■ **Problem description**
Once the pictures are set aside, copy the records below exactly as they stand.

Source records
>>

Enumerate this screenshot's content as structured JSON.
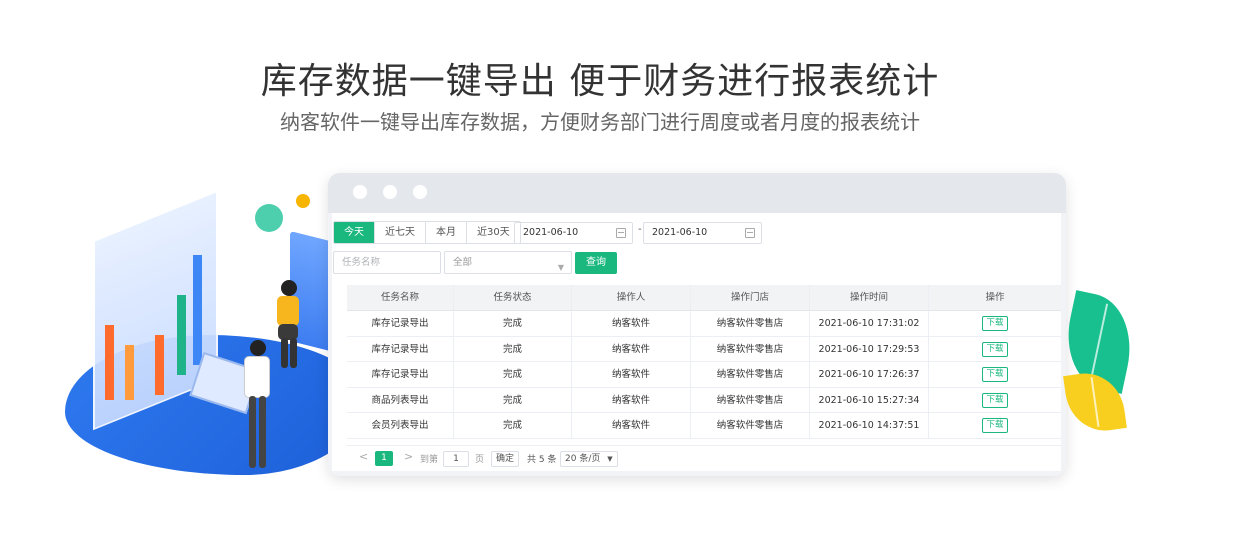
{
  "headline": "库存数据一键导出 便于财务进行报表统计",
  "subheadline": "纳客软件一键导出库存数据，方便财务部门进行周度或者月度的报表统计",
  "filters": {
    "range_tabs": [
      "今天",
      "近七天",
      "本月",
      "近30天"
    ],
    "active_tab": "今天",
    "date_start": "2021-06-10",
    "date_end": "2021-06-10",
    "date_separator": "-",
    "task_name_placeholder": "任务名称",
    "status_select": "全部",
    "query_label": "查询"
  },
  "table": {
    "columns": [
      "任务名称",
      "任务状态",
      "操作人",
      "操作门店",
      "操作时间",
      "操作"
    ],
    "rows": [
      [
        "库存记录导出",
        "完成",
        "纳客软件",
        "纳客软件零售店",
        "2021-06-10 17:31:02",
        "下载"
      ],
      [
        "库存记录导出",
        "完成",
        "纳客软件",
        "纳客软件零售店",
        "2021-06-10 17:29:53",
        "下载"
      ],
      [
        "库存记录导出",
        "完成",
        "纳客软件",
        "纳客软件零售店",
        "2021-06-10 17:26:37",
        "下载"
      ],
      [
        "商品列表导出",
        "完成",
        "纳客软件",
        "纳客软件零售店",
        "2021-06-10 15:27:34",
        "下载"
      ],
      [
        "会员列表导出",
        "完成",
        "纳客软件",
        "纳客软件零售店",
        "2021-06-10 14:37:51",
        "下载"
      ]
    ]
  },
  "pager": {
    "prev": "<",
    "current_page": "1",
    "next": ">",
    "goto_label": "到第",
    "goto_value": "1",
    "page_unit": "页",
    "confirm": "确定",
    "total": "共 5 条",
    "page_size": "20 条/页"
  },
  "colors": {
    "accent": "#1ab87f",
    "illustration_blue": "#2f7af0",
    "leaf_green": "#17c08e",
    "leaf_yellow": "#f8cf1e"
  }
}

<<

■ **Written answer**
Enumerate this screenshot's content as structured JSON.
{
  "headline": "库存数据一键导出 便于财务进行报表统计",
  "subheadline": "纳客软件一键导出库存数据，方便财务部门进行周度或者月度的报表统计",
  "filters": {
    "range_tabs": [
      "今天",
      "近七天",
      "本月",
      "近30天"
    ],
    "active_tab": "今天",
    "date_start": "2021-06-10",
    "date_end": "2021-06-10",
    "date_separator": "-",
    "task_name_placeholder": "任务名称",
    "status_select": "全部",
    "query_label": "查询"
  },
  "table": {
    "columns": [
      "任务名称",
      "任务状态",
      "操作人",
      "操作门店",
      "操作时间",
      "操作"
    ],
    "rows": [
      [
        "库存记录导出",
        "完成",
        "纳客软件",
        "纳客软件零售店",
        "2021-06-10 17:31:02",
        "下载"
      ],
      [
        "库存记录导出",
        "完成",
        "纳客软件",
        "纳客软件零售店",
        "2021-06-10 17:29:53",
        "下载"
      ],
      [
        "库存记录导出",
        "完成",
        "纳客软件",
        "纳客软件零售店",
        "2021-06-10 17:26:37",
        "下载"
      ],
      [
        "商品列表导出",
        "完成",
        "纳客软件",
        "纳客软件零售店",
        "2021-06-10 15:27:34",
        "下载"
      ],
      [
        "会员列表导出",
        "完成",
        "纳客软件",
        "纳客软件零售店",
        "2021-06-10 14:37:51",
        "下载"
      ]
    ]
  },
  "pager": {
    "prev": "<",
    "current_page": "1",
    "next": ">",
    "goto_label": "到第",
    "goto_value": "1",
    "page_unit": "页",
    "confirm": "确定",
    "total": "共 5 条",
    "page_size": "20 条/页"
  },
  "colors": {
    "accent": "#1ab87f",
    "illustration_blue": "#2f7af0",
    "leaf_green": "#17c08e",
    "leaf_yellow": "#f8cf1e"
  }
}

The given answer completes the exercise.